Meeting early because of the New Year holiday, Grayson County commissioners held a public hearing Monday about creating an Energy Transportation Reinvestment Zone in order to get some extra state funds for county road projects.
Commissioner Jeff Whitmire explained the idea: “In the past legislature House Bill 1027 and Senate Bill 1727 provided for some funds that counties could get for repairing damage done by energy-related industries and that’s primarily oil and gas drilling. They allotted $225 million across the state that counties have access to. Grayson County, its estimated, is eligible for $439,000 of that. In order to receive our share of that funding, we are required to create a County Energy Transportation Reinvestment Zone. That zone becomes a tax increment financing type of deal where we have to identify the properties, establish an existing base rate of ad valorem taxes, and then, over the next ten years, any increase in that appraisal value, primarily due to oil and gas increases, would be dedicated to road and bridge funding.”
Whitmire said the grant of $439,000, or possibly more, does not ever have to be repaid. “We just have to pass this,” he said of the zone. In identifying where to put the zone, Whitmire said, the county looked at areas where there is currently “a significant amount of drilling activities going on.” He said they also looked for places where there is not likely to be a great deal of residential or commercial real estate development. “This is primarily agriculture and the drilling,” he said. Whitmire added that the Grayson Central Appraisal District will be working with the County to identify all of the mineral rights holders in the area designated as the ETRZ. He said the county has 30 days to pick a spot for the ETRZ.
“We have to have at least one road project within the zone,” Whitmire explained. He said most of the property currently being considered for the zone is in Commissioner Bart Lawrence’s precinct, though some part of it is is also in Commissioner Phyllis James’ precinct. He said those commissioners will work to with the rest of the Court to pick a road to be repaired.
Not all of the money must be spent on that one project though, Whitmire noted. Left over money could be used on any road in the county.
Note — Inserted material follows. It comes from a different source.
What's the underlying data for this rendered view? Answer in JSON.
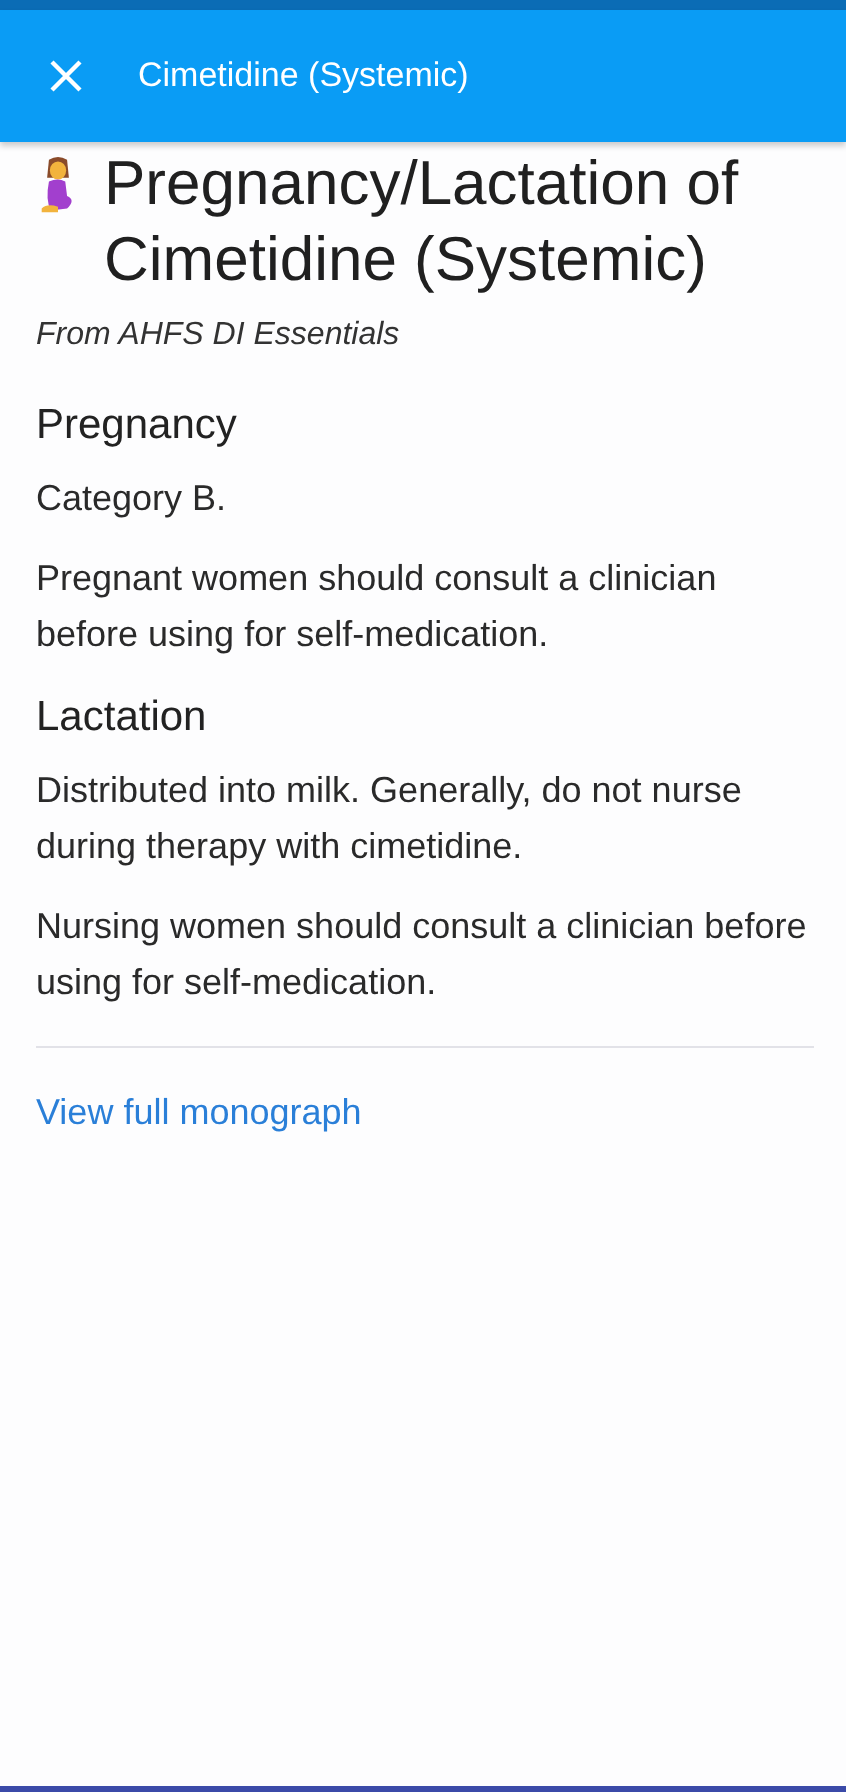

Whitmire said, the Texas Department of Transportation, “in managing this, has indicated that we should present a project list for more than the allocated amount because they anticipate there will be counties that do not pursue the funding because of this process, and so we may get more than the $439,000. … We don’t know.”
In addition to holding the public meeting, the Court also approved a road bore on Bennett Lane in Precinct 4 and approved additional work to be done on preserving vital records held in the Grayson County Clerk’s Office. Commissioner also approved a request to renew the county’s property and casualty insurance. Tuesday’s meeting was the last meeting the Court will hold in 2013.